I have been meaning to start a blog to talk about making things for a while now, and finally got around to it now. Whether it be lack of time or procrastination, I kept putting off starting this. Now that I’ve passed the hurdle of starting it, I hope to update it weekly with whatever I worked on that weekend.
For those of you who don’t know me, my name is Nate, and I am currently in school for Mechanical Engineering at the Ohio State University. Even more currently, I am co-oping with Hendrickson International in their Controls business unit. I am very interested in mechanical design, and computer controlled machinery.
Now, what this blog is really supposed to be about: making things and ways to make them! Sometime in the last two years I learned about 3D printers and was instantly sold. I was fascinated with the ability to take a digital design and watch it build up a part from nothing. Unfortunately, being a college student, my discretionary funds for things like this were very very low. That was until summer 2013, where I was able to land an engineering internship with Irock Crushers. Working with Irock opened up a lot of opportunities for me. I was able to refine my 3D modeling skills and also find some funding for my first 3D printer.
I had researched a lot of 3D printer designs while I was working at school, and a lot of them involved having already printed parts and a myriad of threaded rods to connect everything. On top of that some of these designs seemed very prone to wobble, which I had read diminished print quality. When I had the opportunity to shop around, I found one that I liked in the Prusa i3 by makerfarm.com. This website offered a kit that had everything I would need to make a printer. The kit arrived very quickly and I spent all my time after work that week assembling and tweaking.
Assembling the components was as simple as following the guide and videos online, which was top notch. Putting things together was easy and reminded me a lot of the Legos I played with as a kid. However, all the electric connections and the controller electronics really stretched my skill set. I had messed around with arduinos in class and had no problem plugging in connectors in a computer, but this was a little more advanced than that. Again, the guides were great, so I managed to get it powered on with an old PC ATX power supply and it was time to start printing!
The first print was definitely not what I thought it would be. It was supposed to be a 20mm cube, but looked more like a squashed square blob of plastic. My dad asked me why my new machine could only produce something that he could with a hot glue gun. Here I learned my first lesson with computer controlled machines: Calibration! Once I pulled out some calipers and adjusted some values in the software, I was able to get significantly better prints. A lot of my first prints were either calibration objects, small models or machine upgrades.
At the time of writing, I’ve gone through probably 4 lbs of plastic printing random little things. A lot of the stuff is just little models or toy like objects. I’m still calibrating and figuring out new and better ways to use this machine effectively. One of the upgrades I did added auto-zero sensing capability which drastically improved print repeat ability. But that is a whole different post in its own right.

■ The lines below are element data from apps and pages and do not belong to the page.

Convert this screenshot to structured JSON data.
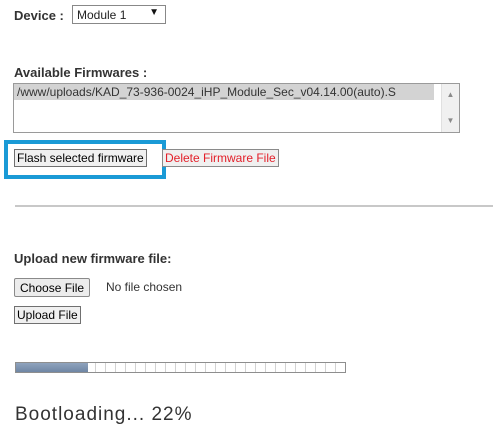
{
  "device": {
    "label": "Device :",
    "selected": "Module 1",
    "arrow_icon": "dropdown-triangle-icon"
  },
  "firmwares": {
    "label": "Available Firmwares :",
    "items": [
      "/www/uploads/KAD_73-936-0024_iHP_Module_Sec_v04.14.00(auto).S"
    ],
    "selected_index": 0,
    "scroll_up_icon": "scroll-up-arrow-icon",
    "scroll_down_icon": "scroll-down-arrow-icon"
  },
  "actions": {
    "flash_label": "Flash selected firmware",
    "delete_label": "Delete Firmware File",
    "delete_color": "#e3202a",
    "highlight_color": "#1a9ad6"
  },
  "upload": {
    "label": "Upload new firmware file:",
    "choose_label": "Choose File",
    "no_file_text": "No file chosen",
    "upload_label": "Upload File"
  },
  "progress": {
    "fraction": 0.22,
    "status_text": "Bootloading... 22%"
  }
}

This summer, I again found myself in a position where I could afford a machine. I already had additive manufacturing, so why not try out a more traditional manufacturing method? To that I end I purchased a mechanical kit for a shapeoko 2 CNC mill. This was very similar to a 3D printer in that it has control of 3 axes and can move in very fine steps. However, being a mill, it starts with a block or sheet of material and cuts out what I design.
I already had a dremel to use as the spindle for the machine, and an arduino micro controller from a previous college course. So with the kit in hand and leveraging my knowledge that I gained from building my 3D printer, I began building the CNC mill. I spent a night tapping the aluminum extrusions and getting all of the frame components set into position. After the first weekend of work, I had run out of time building before I could install a dremel and actually cut something out. So, I zip tied a marker to it and decided to draw something instead.
Again, I found that calibration was an issue. It is very crucial to have the work surface level in relation to the tool to get good results. Luckily, the shapeoko is slotted in many places and allows for adjustment to square everything up. The next weekend I could get home, I moved the mill into our basement workshop and started cutting. The first thing I cut was an ‘N’ into a piece of MDF trim that my dad had laying around.
What I really wanted to work with was acrylic though. My brother has made some awesome things with a laser cutter and acrylic at his local makerspace. So I set out to replicate a little bit of what he does. My first tests with acrylic were cutting old pieces of plexiglass laying around the shop. I used the wrong bit, the wrong speeds and the wrong material. My machine couldnt handle the forces involved with pushing the wrong bit through the old plastic too fast. I had some minor luck with an engraving bit and some refined speeds, but I still couldnt cut things out, only scrape the surface. Also, old plexiglass is a huge pain to deal with. The paper backing that is supposed to easily peel away when youre done cutting? Good luck. It takes a huge effort to de-paper the plastic and even longer to get the adhesive off.
This first post is really only a short introduction of what I work with on the weekends. Hope you found it interesting! My next post should have some more stuff about what I’ve actually made with my printer and CNC.